Guest
Paul

Should there be an asterisk attached to this article regarding the small sample size we are drawing data from?

Cidron
Member
Cidron

if there is, it isnt a big asterisk.. A month into the season is plenty of time to spot trends (among those that have been able to play most of the month, that is). The exception would be trends among part timers/platoon people, especially those who have the “wrong” side of the platoon.

philosofool
Member
Member
philosofool

I disagree in general; one month is much. However, here are three things you would have said about the Nats, preseason:
-Watch out from big regression from Adam LaRoche.
-Watch out for injuries that take their toll on Ryan Zimmerman.
-Watch out for continued trouble with the strike zone in Danny Espinosa.

We’re seeing a lot of red flags for worst case scenarios in our Nations Capitol.

Well-Beered Englishman
Guest
Well-Beered Englishman

Well, on the other hand, Detwiler and Desmond being flukes, Harper hitting a wall, Span not delivering on the OBP promise, and Suzuki returning to being a .210 hitter are part of the worst case scenario too.

philosofool
Member
Member
philosofool

Not sure I get you’re point. What I basically just said is that Zimmerman is part of the same pattern as always, Espinosa is part of the same pattern as always, and LaRoche is part of the same pattern as always (if you’re willing to look beyond last season.) So this isn’t really an issue of small samples at all.

KDL
Guest
KDL

If anything LaRoche is due for a regression to better numbers. Ones more in-line with his well-established career averages. LaRoche hits better than this. It’s well-established “before last year” that he hits better than this. The folks who expected the repeat of 2012 were wrong. But so are you for thinking what LaRoche is doing so far this year is “part of the same pattern as always”

Eric Garcia McKinley
Member
Member

I can’t wait until it’s at the point in which “small sample size” becomes a self-evident qualifier.

nilbog44
Member
nilbog44

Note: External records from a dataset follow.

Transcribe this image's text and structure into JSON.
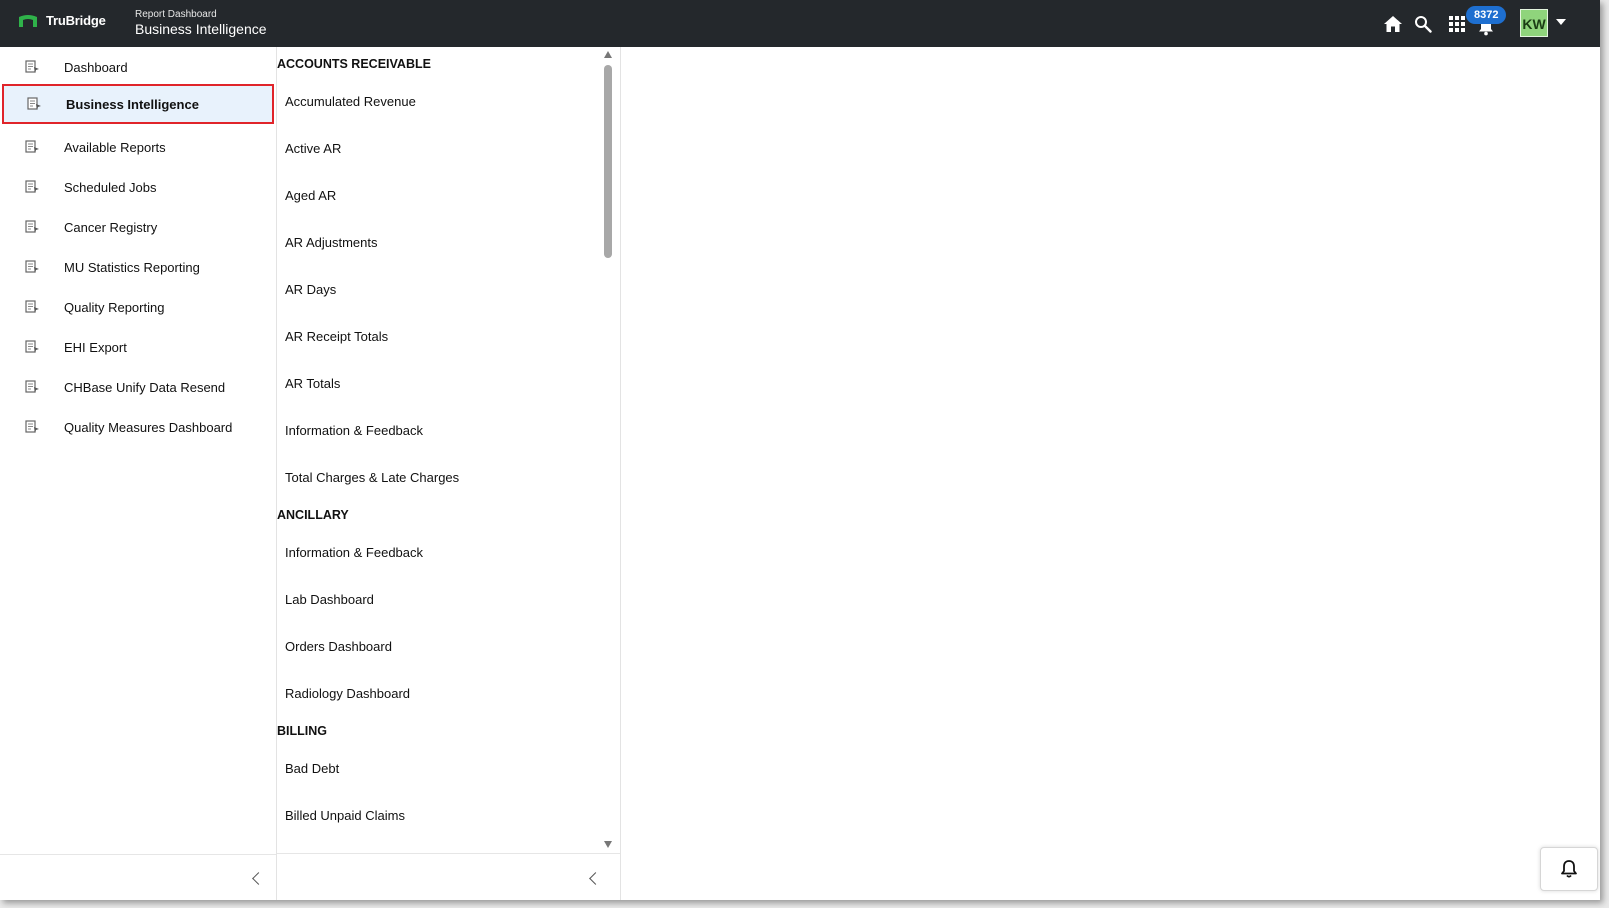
{
  "topbar": {
    "brand": "TruBridge",
    "breadcrumb_parent": "Report Dashboard",
    "breadcrumb_current": "Business Intelligence",
    "icons": [
      "home-icon",
      "search-icon",
      "apps-grid-icon",
      "bell-icon"
    ],
    "notification_count": "8372",
    "user_initials": "KW",
    "accent_color": "#1e6fd0",
    "avatar_color": "#8fd47c"
  },
  "sidebar": {
    "items": [
      {
        "label": "Dashboard"
      },
      {
        "label": "Business Intelligence",
        "active": true
      },
      {
        "label": "Available Reports"
      },
      {
        "label": "Scheduled Jobs"
      },
      {
        "label": "Cancer Registry"
      },
      {
        "label": "MU Statistics Reporting"
      },
      {
        "label": "Quality Reporting"
      },
      {
        "label": "EHI Export"
      },
      {
        "label": "CHBase Unify Data Resend"
      },
      {
        "label": "Quality Measures Dashboard"
      }
    ],
    "highlight_color": "#e0242a"
  },
  "reports": {
    "sections": [
      {
        "title": "ACCOUNTS RECEIVABLE",
        "items": [
          "Accumulated Revenue",
          "Active AR",
          "Aged AR",
          "AR Adjustments",
          "AR Days",
          "AR Receipt Totals",
          "AR Totals",
          "Information & Feedback",
          "Total Charges & Late Charges"
        ]
      },
      {
        "title": "ANCILLARY",
        "items": [
          "Information & Feedback",
          "Lab Dashboard",
          "Orders Dashboard",
          "Radiology Dashboard"
        ]
      },
      {
        "title": "BILLING",
        "items": [
          "Bad Debt",
          "Billed Unpaid Claims"
        ]
      }
    ]
  }
}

I love it when people completely ignore all warning signs and statistics and just chalk it up to “small sample size.” The SSS stuff is getting out of hand.